My Lords, if my noble friend Lord Desborough will allow me, I shall be very glad to consult with him and the Home Office as to any method by which we can amend this little Bill. I suggest, in answer to his arguments, that there is no law that I know of that cannot in some cases be evaded, but I do not think his arguments about the ease with which this Bill could be evaded are quite correct. Let me give him an instance. A man is brought before a county bench and convicted, and that bench says that that man is not to have a licence for one, two, or three years. That man is well known to the police, and, as long as he lives in that district, they will know that a conviction has been recorded against him. It is true that if he went some distance away, say, to Scotland or to Wales, the police there might not know the circumstances, but the police generally do know the movements of people, and it would be perfectly easy to notify them that this had occurred. I do not think that really the Bill is so difficult to carry out as my noble friend thinks. But, as I said, I shall be very glad to consult with him, and I will put down the Committee stage for any day that the noble Marquess the Leader of the House thinks proper. With regard to the remarks of the noble Lord opposite, I expressly drew the Bill so that we should not go into all these other questions as to what is cruelty, and what ought, or ought not, to be done in other circumstances. I limited the Bill to this particular enlargement of Section 3 of the original Act, and I trust that no attempt will be made to bring in other things. I do not know about your Lordships' House, but in another place it would be impossible.
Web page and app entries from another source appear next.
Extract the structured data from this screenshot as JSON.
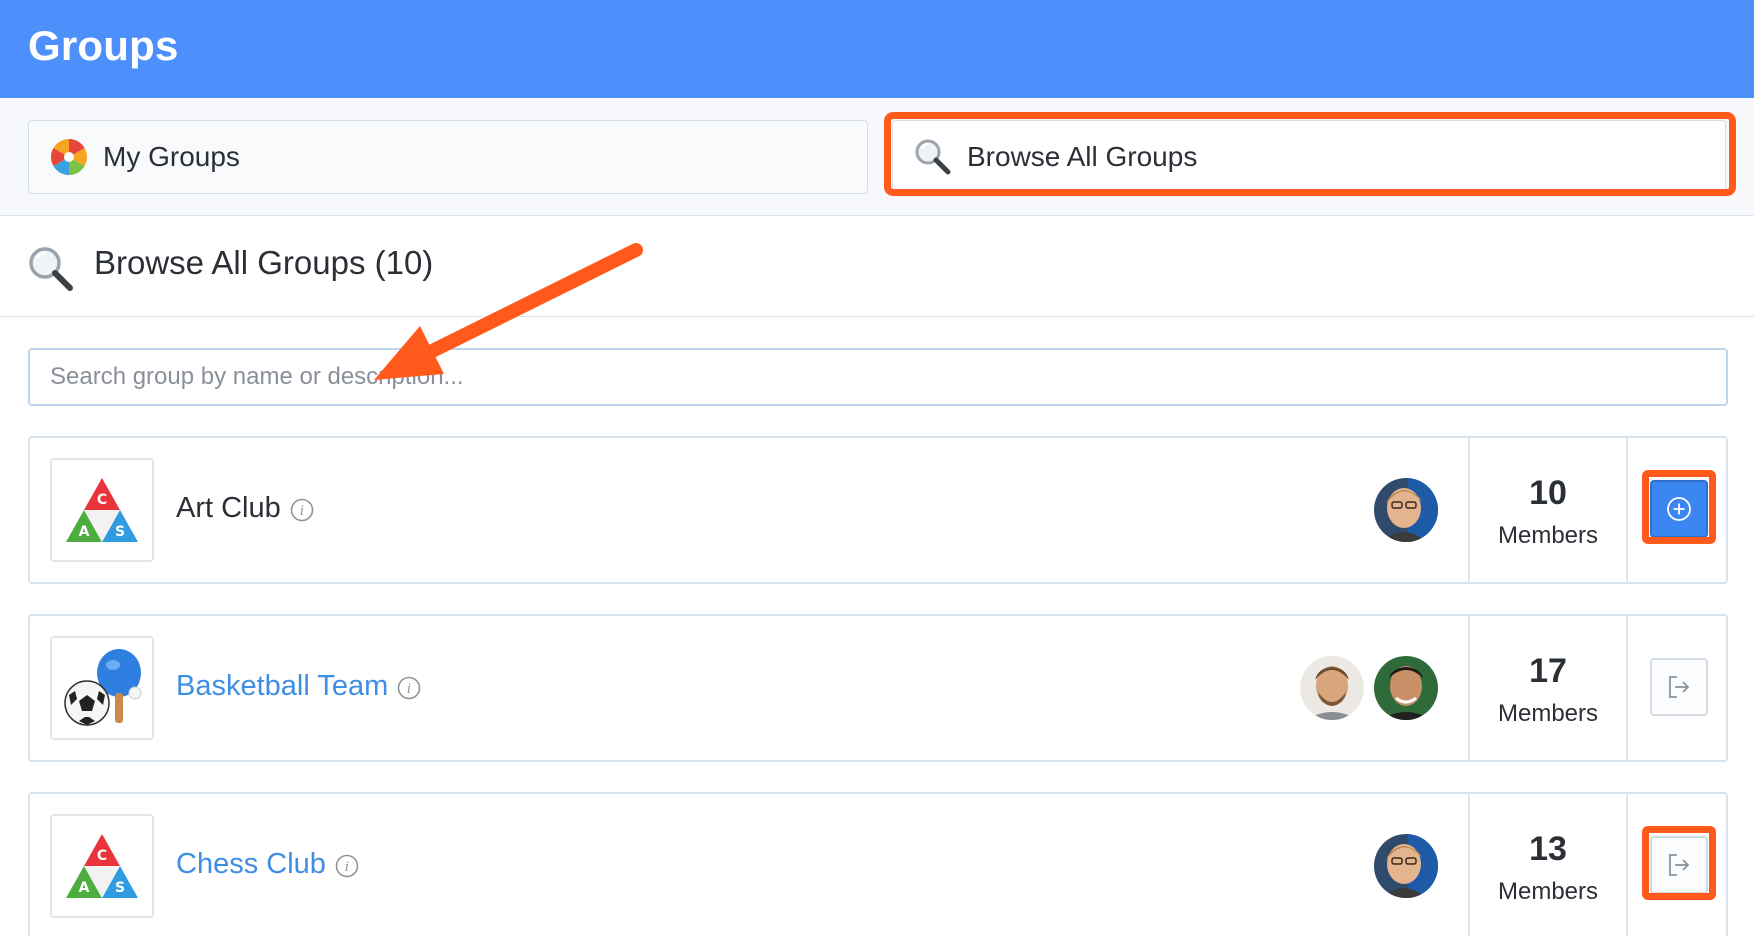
{
  "header": {
    "title": "Groups"
  },
  "tabs": {
    "my_groups": {
      "label": "My Groups",
      "icon": "groups-wheel-icon"
    },
    "browse_all": {
      "label": "Browse All Groups",
      "icon": "magnifier-icon",
      "highlighted": true
    }
  },
  "section": {
    "title": "Browse All Groups (10)",
    "icon": "magnifier-icon"
  },
  "search": {
    "placeholder": "Search group by name or description..."
  },
  "groups": [
    {
      "name": "Art Club",
      "members_count": "10",
      "members_label": "Members",
      "action": "join",
      "linked": false,
      "avatars": 1,
      "logo": "cas-triangle-logo"
    },
    {
      "name": "Basketball Team",
      "members_count": "17",
      "members_label": "Members",
      "action": "leave",
      "linked": true,
      "avatars": 2,
      "logo": "sports-balls-logo"
    },
    {
      "name": "Chess Club",
      "members_count": "13",
      "members_label": "Members",
      "action": "leave",
      "linked": true,
      "avatars": 1,
      "logo": "cas-triangle-logo"
    }
  ],
  "colors": {
    "header_bg": "#4d8ffb",
    "link": "#3f8ee6",
    "join_button": "#3c86f1",
    "annotation": "#ff5a1c"
  }
}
§ LORD DESBOROUGH
I can assure my noble friend that if he will call at the Home Office they will be very pleased to see him and to discuss the matter.
§ LORD DESBOROUGH
I may add incidentally that last year three million dog licences were taken out; so that it is quite easy to get a dog licence.
§ On Question, Bill read 2ª, and committed to a Committee of the Whole House.